The Lord then addressed the
serpent: "Because thou hast done this, thou art cursed above all cattle, and above
every beast of the field: upon thy belly
shalt thou go, and dust shalt thou eat all the
days of thy life." As the serpent had been exalted above the beasts of the field, he
should be degraded beneath them all, and be detested by man, inasmuch as he was the medium
through which Satan acted. "And unto Adam He said, Because thou hast hearkened unto
the voice of thy wife, and hast eaten of the tree, of which I commanded thee, saying, Thou
shalt not eat of it: cursed is the ground for thy sake; in sorrow shalt thou eat of it all
the days of thy life; thorns also and thistles shall it bring forth to thee; and thou
shalt eat the herb of the field; in the sweat of thy face shalt thou eat bread, till thou
return unto the ground."
God cursed the ground because

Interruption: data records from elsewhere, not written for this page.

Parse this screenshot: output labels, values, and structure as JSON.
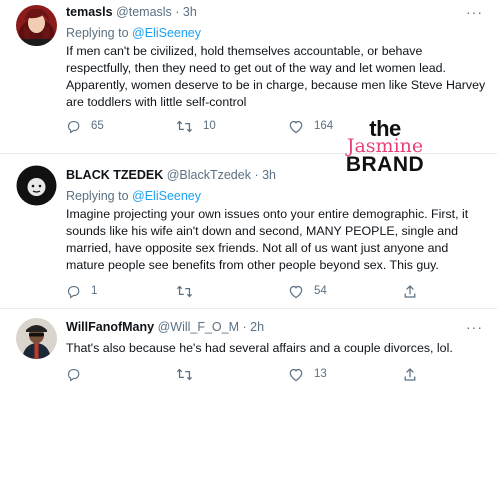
{
  "tweets": [
    {
      "name": "temasls",
      "handle": "@temasls",
      "time": "· 3h",
      "reply_prefix": "Replying to",
      "reply_to": "@EliSeeney",
      "text_lines": [
        "If men can't be civilized, hold themselves accountable, or behave",
        "respectfully, then they need to get out of the way and let women lead.",
        "Apparently, women deserve to be in charge, because men like Steve Harvey",
        "are toddlers with little self-control"
      ],
      "replies": "65",
      "retweets": "10",
      "likes": "164"
    },
    {
      "name": "BLACK TZEDEK",
      "handle": "@BlackTzedek",
      "time": "· 3h",
      "reply_prefix": "Replying to",
      "reply_to": "@EliSeeney",
      "text_lines": [
        "Imagine projecting your own issues onto your entire demographic. First, it",
        "sounds like his wife ain't down and second, MANY PEOPLE, single and",
        "married, have opposite sex friends. Not all of us want just anyone and",
        "mature people see benefits from other people beyond sex. This guy."
      ],
      "replies": "1",
      "retweets": "",
      "likes": "54"
    },
    {
      "name": "WillFanofMany",
      "handle": "@Will_F_O_M",
      "time": "· 2h",
      "text_lines": [
        "That's also because he's had several affairs and a couple divorces, lol."
      ],
      "replies": "",
      "retweets": "",
      "likes": "13"
    }
  ],
  "more_glyph": "···",
  "watermark": {
    "line1": "the",
    "line2": "Jasmine",
    "line3": "BRAND"
  },
  "colors": {
    "accent": "#1da1f2",
    "secondary_text": "#5b7083",
    "watermark_pink": "#e8417a"
  },
  "icons": [
    "reply-icon",
    "retweet-icon",
    "like-icon",
    "share-icon",
    "more-icon"
  ]
}
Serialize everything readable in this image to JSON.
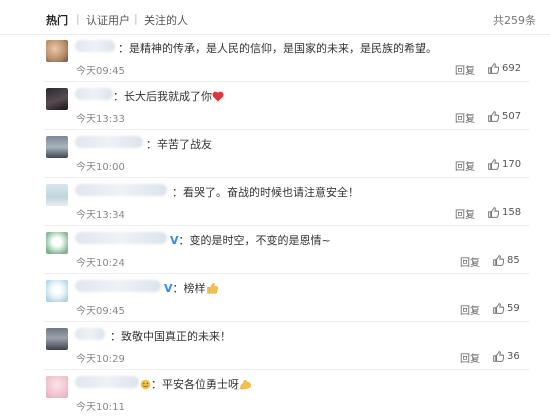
{
  "tabs": {
    "hot": "热门",
    "verified": "认证用户",
    "following": "关注的人",
    "total": "共259条"
  },
  "actions": {
    "reply": "回复"
  },
  "icons": {
    "like": "thumbs-up-icon",
    "heart": "heart-emoji-icon",
    "thumb": "thumbs-up-emoji-icon",
    "strong": "flexed-bicep-emoji-icon",
    "verified": "verified-v-badge-icon",
    "smile": "smile-emoji-icon"
  },
  "colors": {
    "verified": "#2c8cf1",
    "heart": "#e0343a",
    "emoji": "#f4c04a"
  },
  "comments": [
    {
      "text": "：是精神的传承，是人民的信仰，是国家的未来，是民族的希望。",
      "time": "今天09:45",
      "likes": "692"
    },
    {
      "text": "：长大后我就成了你",
      "time": "今天13:33",
      "likes": "507"
    },
    {
      "text": "：辛苦了战友",
      "time": "今天10:00",
      "likes": "170"
    },
    {
      "text": "：看哭了。奋战的时候也请注意安全！",
      "time": "今天13:34",
      "likes": "158"
    },
    {
      "text": "：变的是时空，不变的是恩情~",
      "time": "今天10:24",
      "likes": "85"
    },
    {
      "text": "：榜样",
      "time": "今天09:45",
      "likes": "59"
    },
    {
      "text": "：致敬中国真正的未来！",
      "time": "今天10:29",
      "likes": "36"
    },
    {
      "text": "：平安各位勇士呀",
      "time": "今天10:11",
      "likes": ""
    }
  ]
}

of their sin in eating of the tree of knowledge, and declared, "In sorrow shalt thou
eat of it all the days of thy life." He had apportioned them the good, but withheld
the evil. Now He declares that they shall eat of it, that is, they should be acquainted
with evil all the days of their life.
The race from that time
forward was to be afflicted by Satan's temptations. A life of perpetual toil and anxiety
was appointed unto Adam, instead of the happy, cheerful labor he had hitherto enjoyed.
They should be subject to disappointment, grief, and pain, and finally come to
dissolution. They were made of the dust of the earth, and unto dust should they return.
They were informed that they
would have to lose their Eden home. They had yielded to Satan's deception and believed the
word of Satan, that God would lie. By their transgression they had opened a way for Satan
to gain access to them more readily, and it was not safe for them to remain in the Garden
of Eden, lest in their state of sin they gain access to the tree of
life and perpetuate a
life of sin. They entreated to be permitted to remain, although they acknowledged that
they had forfeited all right to blissful Eden. They promised that they would in the future
yield to God implicit obedience. They were informed that in their fall from innocence to
guilt they gained no strength but great weakness. They had not preserved their integrity
while they were in a state of holy, happy innocence, and they would have far less strength
to remain true and loyal in a state of conscious guilt. They were filled with keenest
anguish and remorse. They now realized that the penalty of sin was death.
Angels were commissioned to
immediately guard the way of the tree of life. It was Satan's studied plan that Adam and
Eve should disobey God, receive His frown, and then partake of the tree of life, that they
might perpetuate a life of sin. But holy angels were sent to debar their way to the tree
of life. Around these angels flashed beams of light on every side, which had the
appearance of glittering swords.
Copyright © 1974
The Ellen G. White Estate, Inc.
All Rights Reserved